Your reply should be the complete data, reproduced exactly.

- **Records shown**:
+ + + +

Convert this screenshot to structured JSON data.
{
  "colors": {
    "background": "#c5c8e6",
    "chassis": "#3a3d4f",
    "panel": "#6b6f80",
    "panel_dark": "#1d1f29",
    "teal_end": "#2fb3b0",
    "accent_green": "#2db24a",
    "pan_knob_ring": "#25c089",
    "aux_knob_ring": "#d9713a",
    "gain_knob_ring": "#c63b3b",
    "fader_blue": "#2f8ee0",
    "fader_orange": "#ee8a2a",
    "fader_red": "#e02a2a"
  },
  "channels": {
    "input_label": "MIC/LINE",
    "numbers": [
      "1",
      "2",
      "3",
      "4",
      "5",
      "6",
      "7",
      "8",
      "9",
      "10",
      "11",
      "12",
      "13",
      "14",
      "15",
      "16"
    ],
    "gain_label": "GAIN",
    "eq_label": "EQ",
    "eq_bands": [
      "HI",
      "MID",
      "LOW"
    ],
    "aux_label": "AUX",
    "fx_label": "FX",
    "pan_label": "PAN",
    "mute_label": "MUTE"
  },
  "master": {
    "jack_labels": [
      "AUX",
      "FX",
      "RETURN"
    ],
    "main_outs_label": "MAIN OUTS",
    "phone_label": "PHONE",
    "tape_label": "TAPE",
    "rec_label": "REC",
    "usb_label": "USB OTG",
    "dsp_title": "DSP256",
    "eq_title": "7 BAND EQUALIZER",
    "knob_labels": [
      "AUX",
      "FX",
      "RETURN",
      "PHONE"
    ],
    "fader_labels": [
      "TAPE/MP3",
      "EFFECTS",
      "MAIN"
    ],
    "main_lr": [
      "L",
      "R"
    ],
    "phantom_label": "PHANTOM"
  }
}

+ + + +

- **Answer to this problem**:
Convert this screenshot to structured JSON data.
{
  "colors": {
    "background": "#c5c8e6",
    "chassis": "#3a3d4f",
    "panel": "#6b6f80",
    "panel_dark": "#1d1f29",
    "teal_end": "#2fb3b0",
    "accent_green": "#2db24a",
    "pan_knob_ring": "#25c089",
    "aux_knob_ring": "#d9713a",
    "gain_knob_ring": "#c63b3b",
    "fader_blue": "#2f8ee0",
    "fader_orange": "#ee8a2a",
    "fader_red": "#e02a2a"
  },
  "channels": {
    "input_label": "MIC/LINE",
    "numbers": [
      "1",
      "2",
      "3",
      "4",
      "5",
      "6",
      "7",
      "8",
      "9",
      "10",
      "11",
      "12",
      "13",
      "14",
      "15",
      "16"
    ],
    "gain_label": "GAIN",
    "eq_label": "EQ",
    "eq_bands": [
      "HI",
      "MID",
      "LOW"
    ],
    "aux_label": "AUX",
    "fx_label": "FX",
    "pan_label": "PAN",
    "mute_label": "MUTE"
  },
  "master": {
    "jack_labels": [
      "AUX",
      "FX",
      "RETURN"
    ],
    "main_outs_label": "MAIN OUTS",
    "phone_label": "PHONE",
    "tape_label": "TAPE",
    "rec_label": "REC",
    "usb_label": "USB OTG",
    "dsp_title": "DSP256",
    "eq_title": "7 BAND EQUALIZER",
    "knob_labels": [
      "AUX",
      "FX",
      "RETURN",
      "PHONE"
    ],
    "fader_labels": [
      "TAPE/MP3",
      "EFFECTS",
      "MAIN"
    ],
    "main_lr": [
      "L",
      "R"
    ],
    "phantom_label": "PHANTOM"
  }
}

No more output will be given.